Even though there’s a lot to do when you move house, the main thing I found myself doing was waiting – and it feels like it’s the same for almost everything in life. You know something is physically wrong but you have to wait for appointments, tests, a diagnosis, treatments, different treatments, perhaps even surgery. You feel called to move to Africa and become a missionary but you have to get the money together, or your team, or a whole host of other things. Maybe you want kids but it can be years before you get pregnant or the adoption papers are signed, or you really want to get married but you’re still waiting to find the right person, or you’ve found the right person but they’re not ready yet.
And so, we wait.
Waiting feels passive; it feels like nothing is happening, like things aren’t moving along.

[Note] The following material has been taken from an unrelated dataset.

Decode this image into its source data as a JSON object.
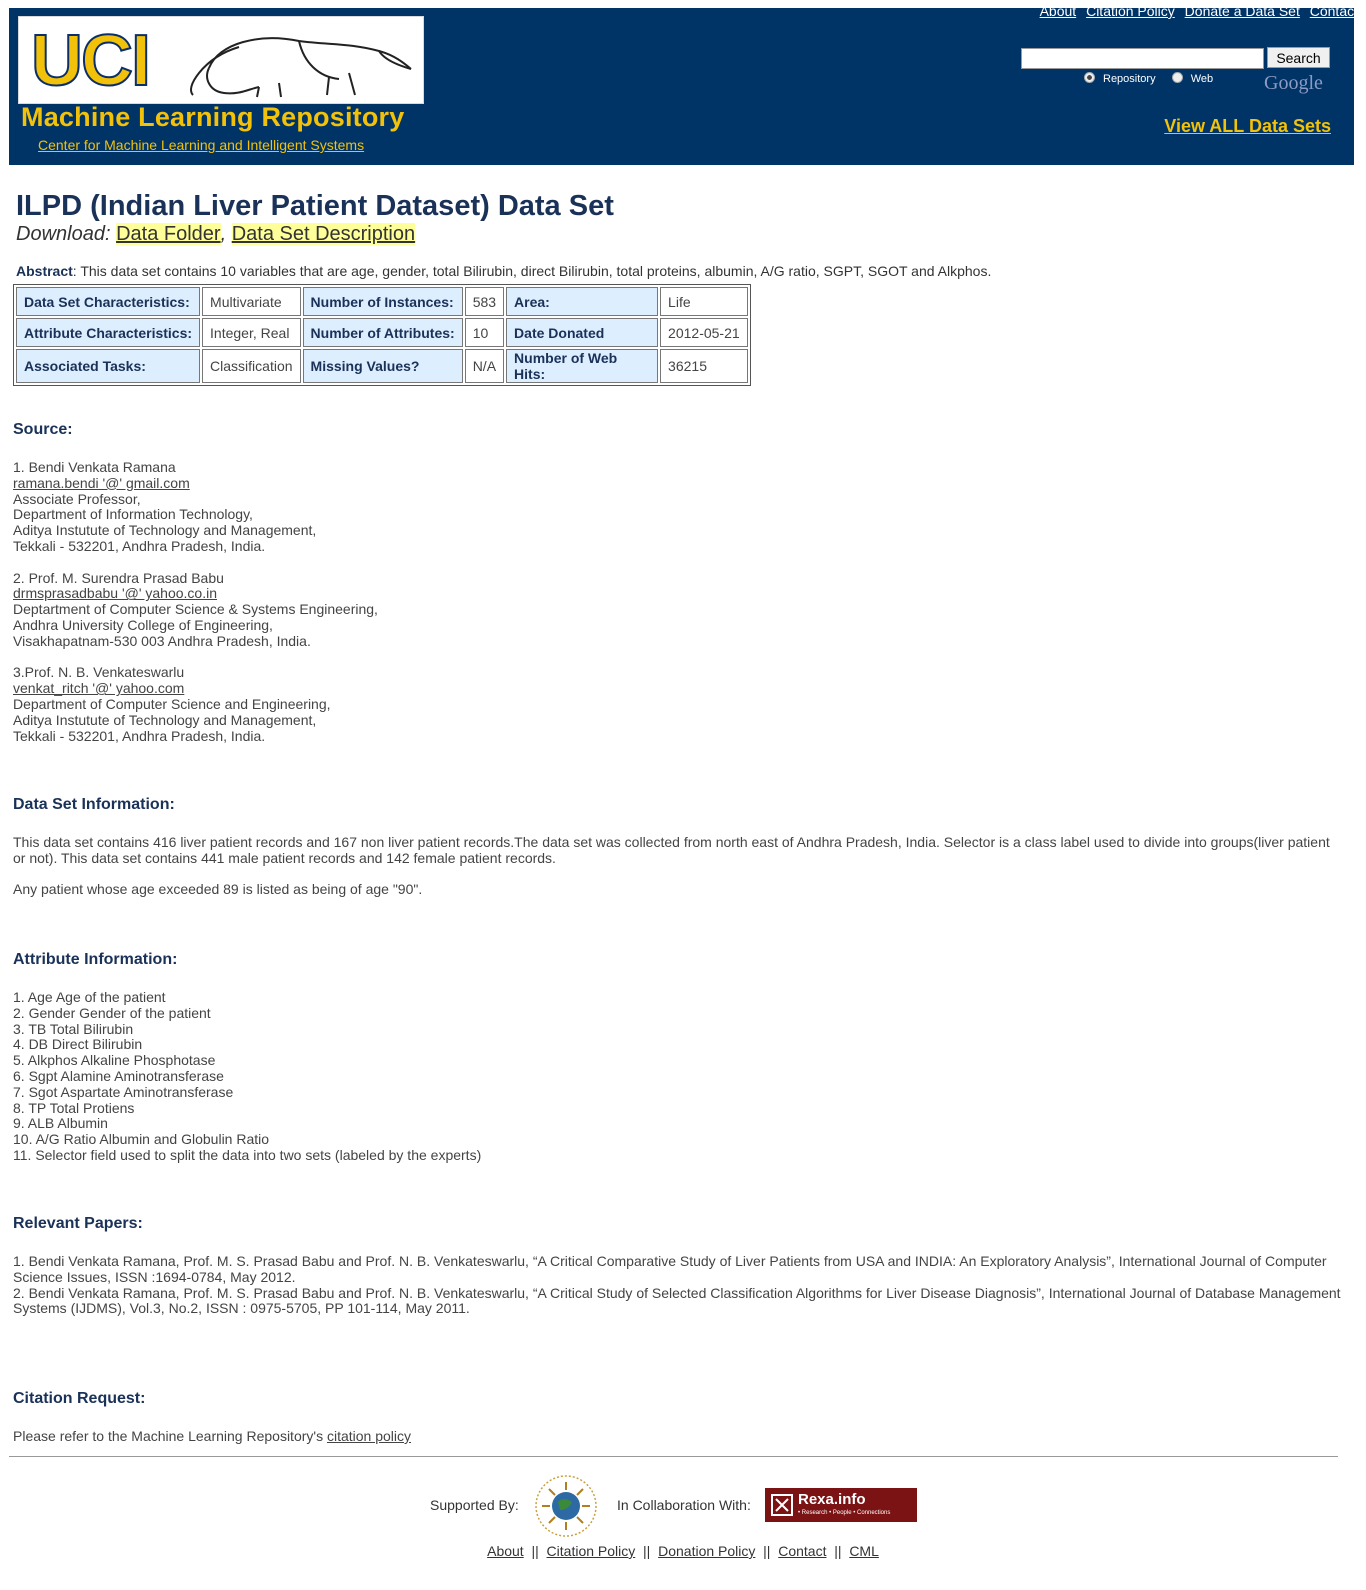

Whether you’re waiting to get over something, to reach a goal or to make a big change, it’s hard to be patient while you wait – and it’s even harder to understand what exactly it is you’re waiting for. If I’m honest, I’m not always the best at waiting. And, if I’m brutally honest, I often give God a good talking-to. I say, “I thought you wanted this for me – what’s the hold up?” I know that everything happens in His perfect timing, but couldn’t His timing hurry up a little bit?

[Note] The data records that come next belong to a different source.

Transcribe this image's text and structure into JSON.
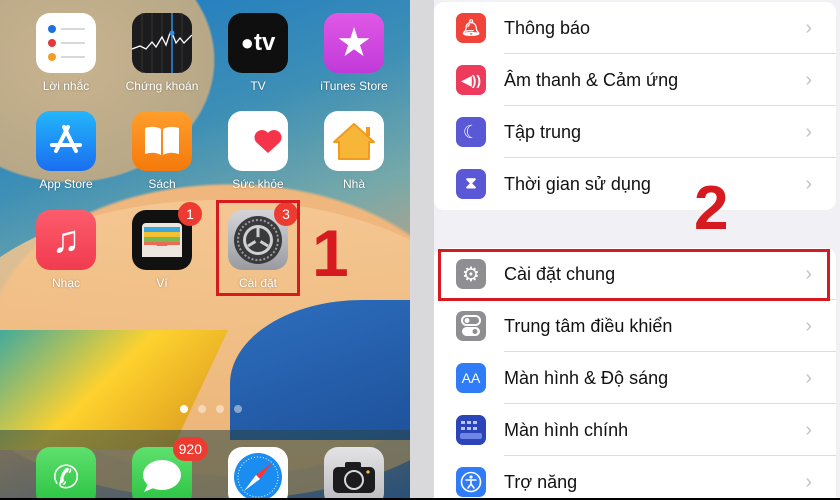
{
  "home_screen": {
    "apps": [
      {
        "label": "Lời nhắc",
        "icon": "reminders-icon"
      },
      {
        "label": "Chứng khoán",
        "icon": "stocks-icon"
      },
      {
        "label": "TV",
        "icon": "apple-tv-icon"
      },
      {
        "label": "iTunes Store",
        "icon": "itunes-store-icon"
      },
      {
        "label": "App Store",
        "icon": "app-store-icon"
      },
      {
        "label": "Sách",
        "icon": "books-icon"
      },
      {
        "label": "Sức khỏe",
        "icon": "health-icon"
      },
      {
        "label": "Nhà",
        "icon": "home-icon"
      },
      {
        "label": "Nhạc",
        "icon": "music-icon"
      },
      {
        "label": "Ví",
        "icon": "wallet-icon",
        "badge": "1"
      },
      {
        "label": "Cài đặt",
        "icon": "settings-gear-icon",
        "badge": "3"
      }
    ],
    "tv_text": "tv",
    "page_dots": {
      "count": 4,
      "active": 1
    },
    "dock": [
      {
        "icon": "phone-icon"
      },
      {
        "icon": "messages-icon",
        "badge": "920"
      },
      {
        "icon": "safari-icon"
      },
      {
        "icon": "camera-icon"
      }
    ],
    "step_label": "1"
  },
  "settings": {
    "step_label": "2",
    "group1": [
      {
        "label": "Thông báo",
        "icon": "notifications-icon",
        "color": "#f0443a"
      },
      {
        "label": "Âm thanh & Cảm ứng",
        "icon": "sound-icon",
        "color": "#ee3a5b"
      },
      {
        "label": "Tập trung",
        "icon": "moon-icon",
        "color": "#5b58d6"
      },
      {
        "label": "Thời gian sử dụng",
        "icon": "hourglass-icon",
        "color": "#5b58d6"
      }
    ],
    "group2": [
      {
        "label": "Cài đặt chung",
        "icon": "gear-icon",
        "color": "#8e8e93"
      },
      {
        "label": "Trung tâm điều khiển",
        "icon": "toggles-icon",
        "color": "#8e8e93"
      },
      {
        "label": "Màn hình & Độ sáng",
        "icon": "text-size-icon",
        "color": "#2f7cf6",
        "glyph": "AA"
      },
      {
        "label": "Màn hình chính",
        "icon": "home-screen-grid-icon",
        "color": "#2b44b8"
      },
      {
        "label": "Trợ năng",
        "icon": "accessibility-icon",
        "color": "#2f7cf6"
      }
    ],
    "chevron": "›"
  },
  "colors": {
    "highlight": "#d61a1f"
  }
}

But then I think back to those times during which I’ve had to wait. I think about the long periods of being unemployed, which meant I ended up being exactly where I needed to be when the right job came along. I think about the long lapse of time between me deciding I wanted to go out with James and me actually going out with him, and how fundamental that time was in shaping me as a person – a person who, hopefully, James quite likes now. And yes, we had to wait a while before we got the keys to our new house, but that meant that we had more time left to spend with the family-neighbours who live in our building (yes, three out of five of the building’s flats were occupied by my relatives – it’s been an interesting few months).
I wish I had hindsight in advance. I wish I knew, in the words of Pocahontas, what’s just around the river bend, but that’s not how life works. Only God knows what He’s up to. You may think you’re ready to get going, but maybe God is doing something more with this change than helping just you. Maybe he needs to bring other people together for this – you think you’re in your own movie, but actually this is just your origin, solo story before you team up with your personal Avengers. You are just one thread in a giant, intricate tapestry of the universe, and weaving it all together requires a little time and, unfortunately, timing.
Only God has memory in reverse, and only He knows what’s going to happen because he’s outside of time – he’s already done it, doing it and yet to do it. It’s up to us to have faith in the adventures he has in store, and patience to know those adventures will come at the right time – or that he’ll bring along different, even better changes that we never would have thought of. It’s not easy, and I think it’s perfectly OK to get a little bit grumpy about it from time to time. But at least it’s good to know that waiting is not the same as doing nothing; it’s an exercise in faith and trust and, if Peter Pan is to be believed, that’s two out of three things you need to fly.
Written by Chloe Satchell-Cobbett, Deputy Editor, Liberti